Theologian Calls on Synod Delegates to Discern with the Eyes of Jesus

Rush Urges Synod Delegates to Discern with the Eyes of Jesus

On Oct. 23, theologian Fr. Richard Rush addressed the members of the Synod of Bishops and Pope Francis before they reviewed a draft of a document summarizing their conversations over the past three weeks. The assembly will vote to approve the document on Saturday, shortly before it is expected to be publicly released.

Rush spoke about discernment, the process of seeking God’s will, and told the synod delegates that they should strive to see with the eyes of Jesus. He also warned them of “traps” where they could be “drawn into ways of thinking that are not ‘of God.’”

Traps in Discernment

Rush said that these traps could lie in being anchored exclusively in the past, or exclusively in the present, or not being open to the future fullness of divine truth to which the Spirit of truth is leading the Church.

He said that discerning the difference between opportunities and traps is the task of all the faithful — laity, bishops, and theologians alike.

Static vs. Dynamic Understandings of Tradition

Rush also spoke about a tension during the Second Vatican Council related to two approaches to tradition.

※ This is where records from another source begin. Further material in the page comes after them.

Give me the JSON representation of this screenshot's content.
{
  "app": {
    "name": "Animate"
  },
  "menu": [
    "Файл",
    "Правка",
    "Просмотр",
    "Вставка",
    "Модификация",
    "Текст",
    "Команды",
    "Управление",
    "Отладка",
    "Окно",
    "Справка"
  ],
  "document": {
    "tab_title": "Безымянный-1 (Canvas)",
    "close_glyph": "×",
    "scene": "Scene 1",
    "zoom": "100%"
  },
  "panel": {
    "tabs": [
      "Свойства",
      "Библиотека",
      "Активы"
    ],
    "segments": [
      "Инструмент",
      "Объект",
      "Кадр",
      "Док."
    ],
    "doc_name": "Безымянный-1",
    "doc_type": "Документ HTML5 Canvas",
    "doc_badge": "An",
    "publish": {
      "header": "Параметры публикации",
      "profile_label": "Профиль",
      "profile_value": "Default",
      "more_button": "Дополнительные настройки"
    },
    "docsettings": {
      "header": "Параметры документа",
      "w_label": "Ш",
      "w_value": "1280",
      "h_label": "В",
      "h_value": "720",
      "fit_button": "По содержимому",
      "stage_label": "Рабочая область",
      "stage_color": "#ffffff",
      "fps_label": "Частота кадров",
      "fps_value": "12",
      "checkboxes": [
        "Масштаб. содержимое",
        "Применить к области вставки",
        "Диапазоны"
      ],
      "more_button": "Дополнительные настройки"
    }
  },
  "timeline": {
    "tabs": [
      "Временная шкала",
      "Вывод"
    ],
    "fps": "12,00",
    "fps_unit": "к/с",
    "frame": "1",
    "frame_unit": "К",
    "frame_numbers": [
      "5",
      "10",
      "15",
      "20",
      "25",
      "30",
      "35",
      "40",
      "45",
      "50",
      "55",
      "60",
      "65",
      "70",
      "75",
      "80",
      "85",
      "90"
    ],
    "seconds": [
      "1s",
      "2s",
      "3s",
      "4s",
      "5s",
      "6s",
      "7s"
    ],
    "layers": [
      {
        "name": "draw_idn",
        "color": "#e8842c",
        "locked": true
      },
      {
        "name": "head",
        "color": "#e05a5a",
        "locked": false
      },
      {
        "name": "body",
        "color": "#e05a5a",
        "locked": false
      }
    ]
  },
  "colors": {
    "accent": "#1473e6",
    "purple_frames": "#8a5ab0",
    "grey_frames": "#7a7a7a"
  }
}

He said that Benedict XVI, then Father Joseph Ratzinger, was a theological consultant at Vatican II and wrote about “a ‘static’ understanding of tradition and a ‘dynamic’ understanding.”

Rush described the static understanding as legalistic, propositional, and ahistorical (i.e., relevant for all times and places), while the dynamic understanding is personalist, sacramental, and rooted in history, and therefore to be interpreted with a historical consciousness.

He said that the static understanding tends to focus on the past, while the dynamic understanding focuses on seeing the past being realized in the present, and yet open to a future yet to be revealed.

Growth in Insight into Tradition

Rush cited paragraph 8 of Dei Verbum, Vatican II’s dogmatic constitution on divine revelation, and the apostles’ development of the tradition of the Church with the help of the Holy Spirit:

“There is a growth in insight into the realities and words that are being passed on.”

Conclusion

Rush’s address to the synod delegates is a timely reminder of the importance of discernment in the Church’s life.

He urges them to see with the eyes of Jesus, to be aware of the traps that can lie in the path of discernment, and to be open to the future fullness of divine truth. His words are a valuable contribution to the synod’s deliberations.